    How does a company determine its cost drivers for indirect materials, indirect labor, and other overhead costs? To begin the determination of appropriate cost drivers, an accountant analyzes the activities in the product production process that contribute to the cost of that product. An activity is any action that consumes company resources, such as taking orders for a product, setting up machines to produce the product, inspecting the product, and providing customer support before and through the order process. For example, Musicality’s direct costs can be traced to the products, but there are indirect costs associated with using various types of material for each product. While the Orchestra product has more intricate materials and labor, it has fewer costs associated with requisitioning and conveying materials to the production line than the other products have. Additionally, examining the inspection costs indicates the Orchestra product is a simple product to inspect, so random quality inspections are sufficient. But individual inspections for both the Solo and Band products are critical, and the overhead related to inspection costs should be based on the number of inspections.

    As you can imagine, the unique aspects of the production process for each product affect the overhead cost of each product. However, these costs may not be allocated to the products appropriately when overhead is applied using a predetermined rate based on one activity. While Solo, Band, and Orchestra might appear to be different only in quality, they are actually very different from each other when it comes to manufacturing overhead costs.

    Whether the products produced require significantly different overhead resources or not, the company benefits from understanding what its cost drivers are. The more efficiently each product’s activities are tracked, the more actual cost drivers are discovered, and the more accurately overhead can be assigned to each product.

    CONCEPTS IN PRACTICE

    Cost Drivers for Small Businesses

    The value of analyzing cost drivers can be used in budgeting beyond allocating overhead to products. American Express has forums designed to help small businesses be successful. Knowing the cost drivers for your business can help with budgeting. American Express states that all business activities are related to five main cost drivers:4
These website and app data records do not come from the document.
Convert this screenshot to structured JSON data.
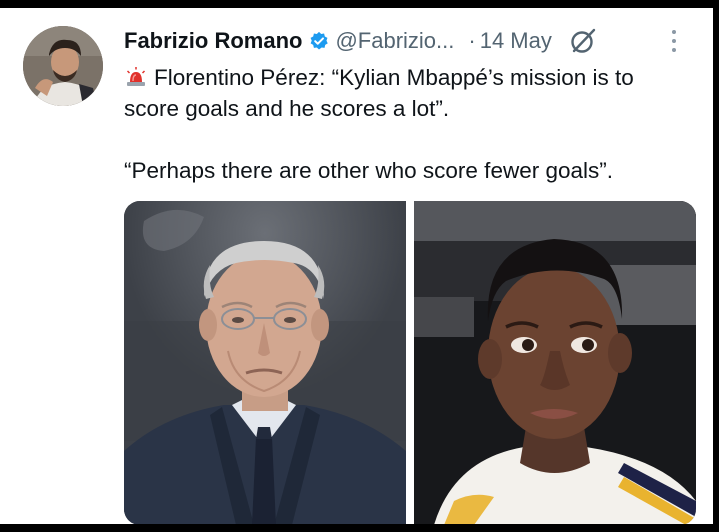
{
  "tweet": {
    "author_name": "Fabrizio Romano",
    "author_handle": "@Fabrizio...",
    "separator": "·",
    "date": "14 May",
    "line1": "Florentino Pérez: “Kylian Mbappé’s mission is to score goals and he scores a lot”.",
    "line2": "“Perhaps there are other who score fewer goals”."
  },
  "icons": {
    "verified": "verified-badge-icon",
    "grok": "grok-icon",
    "more": "more-options-icon",
    "siren": "rotating-light-emoji"
  },
  "colors": {
    "text_primary": "#0f1419",
    "text_secondary": "#536471",
    "verified_blue": "#1d9bf0",
    "siren_red": "#e0312b"
  }
}
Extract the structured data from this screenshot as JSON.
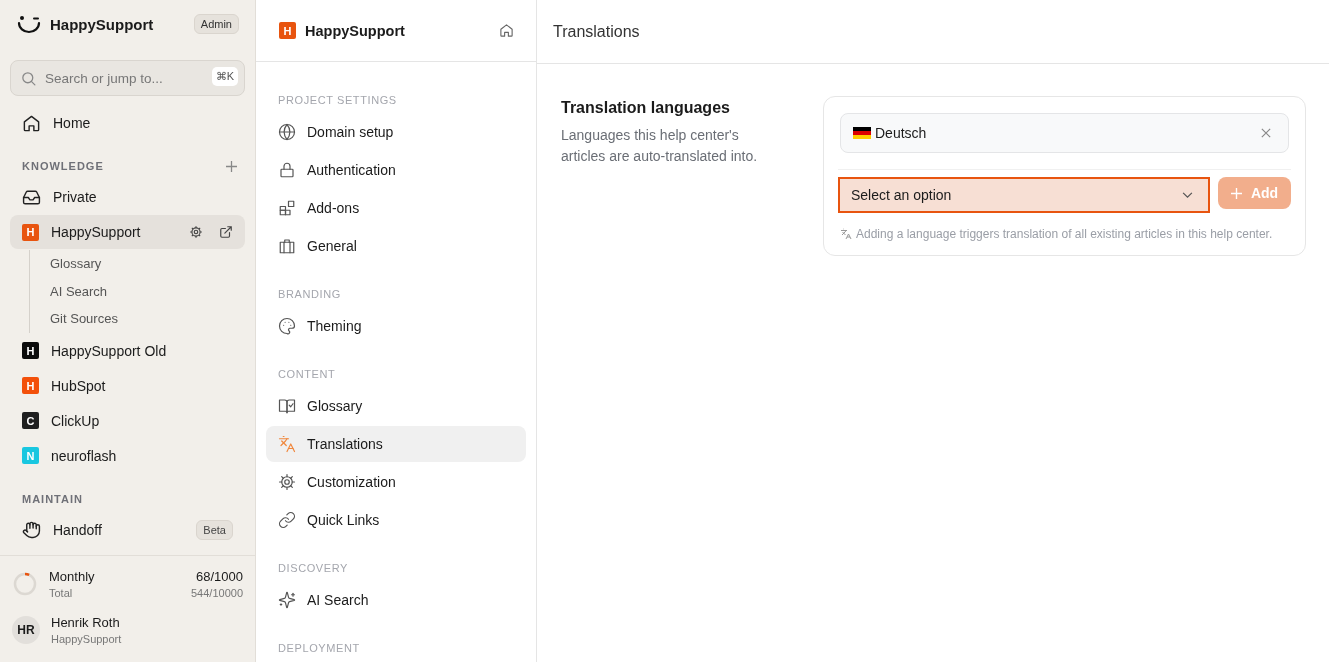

    • Employee head count is often the driver for office supply expense.
    • Salesperson head count is often the driver for auto and other employee travel expense.
    • The number of leads required to reach the target sales goal is often the driver for advertising, public relations, social media, search engine optimization expense, and other expenses associated with generating leads.
    • Sales and all related variable expenses are often the driver for commissions, bad debt, insurance expense, and so on.
    • Fixed costs, such as postage, web hosting fees, business licenses, and banking fees, are often overlooked as cost drivers.

     

    Footnotes